[Assignment]
Copy every record below, exactly as written.

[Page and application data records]
-*-*-
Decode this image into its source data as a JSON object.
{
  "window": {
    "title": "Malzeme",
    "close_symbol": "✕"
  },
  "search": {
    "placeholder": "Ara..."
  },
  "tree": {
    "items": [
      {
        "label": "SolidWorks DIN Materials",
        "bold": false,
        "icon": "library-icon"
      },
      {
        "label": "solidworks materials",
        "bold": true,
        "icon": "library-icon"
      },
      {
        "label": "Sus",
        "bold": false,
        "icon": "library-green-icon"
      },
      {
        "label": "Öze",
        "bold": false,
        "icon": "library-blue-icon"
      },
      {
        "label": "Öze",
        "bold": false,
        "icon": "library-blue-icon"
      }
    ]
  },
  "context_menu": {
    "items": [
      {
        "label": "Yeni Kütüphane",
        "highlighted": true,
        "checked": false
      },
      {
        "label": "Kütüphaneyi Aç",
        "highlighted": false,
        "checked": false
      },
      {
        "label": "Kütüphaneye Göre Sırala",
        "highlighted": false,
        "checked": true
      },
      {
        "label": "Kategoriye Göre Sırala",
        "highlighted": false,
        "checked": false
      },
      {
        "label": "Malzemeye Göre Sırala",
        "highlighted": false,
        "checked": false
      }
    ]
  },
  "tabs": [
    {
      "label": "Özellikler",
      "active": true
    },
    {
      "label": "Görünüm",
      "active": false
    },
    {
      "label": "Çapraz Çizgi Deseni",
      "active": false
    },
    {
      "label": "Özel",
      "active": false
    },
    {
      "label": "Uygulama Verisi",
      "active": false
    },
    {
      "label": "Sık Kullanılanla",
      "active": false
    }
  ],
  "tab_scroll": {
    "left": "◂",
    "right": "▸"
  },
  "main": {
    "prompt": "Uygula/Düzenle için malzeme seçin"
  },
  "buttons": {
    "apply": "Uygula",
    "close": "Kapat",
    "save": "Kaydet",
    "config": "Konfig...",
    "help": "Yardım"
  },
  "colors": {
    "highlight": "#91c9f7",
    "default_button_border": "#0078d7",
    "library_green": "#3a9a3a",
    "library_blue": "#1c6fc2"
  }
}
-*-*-
[Output for this exercise]
Decode this image into its source data as a JSON object.
{
  "window": {
    "title": "Malzeme",
    "close_symbol": "✕"
  },
  "search": {
    "placeholder": "Ara..."
  },
  "tree": {
    "items": [
      {
        "label": "SolidWorks DIN Materials",
        "bold": false,
        "icon": "library-icon"
      },
      {
        "label": "solidworks materials",
        "bold": true,
        "icon": "library-icon"
      },
      {
        "label": "Sus",
        "bold": false,
        "icon": "library-green-icon"
      },
      {
        "label": "Öze",
        "bold": false,
        "icon": "library-blue-icon"
      },
      {
        "label": "Öze",
        "bold": false,
        "icon": "library-blue-icon"
      }
    ]
  },
  "context_menu": {
    "items": [
      {
        "label": "Yeni Kütüphane",
        "highlighted": true,
        "checked": false
      },
      {
        "label": "Kütüphaneyi Aç",
        "highlighted": false,
        "checked": false
      },
      {
        "label": "Kütüphaneye Göre Sırala",
        "highlighted": false,
        "checked": true
      },
      {
        "label": "Kategoriye Göre Sırala",
        "highlighted": false,
        "checked": false
      },
      {
        "label": "Malzemeye Göre Sırala",
        "highlighted": false,
        "checked": false
      }
    ]
  },
  "tabs": [
    {
      "label": "Özellikler",
      "active": true
    },
    {
      "label": "Görünüm",
      "active": false
    },
    {
      "label": "Çapraz Çizgi Deseni",
      "active": false
    },
    {
      "label": "Özel",
      "active": false
    },
    {
      "label": "Uygulama Verisi",
      "active": false
    },
    {
      "label": "Sık Kullanılanla",
      "active": false
    }
  ],
  "tab_scroll": {
    "left": "◂",
    "right": "▸"
  },
  "main": {
    "prompt": "Uygula/Düzenle için malzeme seçin"
  },
  "buttons": {
    "apply": "Uygula",
    "close": "Kapat",
    "save": "Kaydet",
    "config": "Konfig...",
    "help": "Yardım"
  },
  "colors": {
    "highlight": "#91c9f7",
    "default_button_border": "#0078d7",
    "library_green": "#3a9a3a",
    "library_blue": "#1c6fc2"
  }
}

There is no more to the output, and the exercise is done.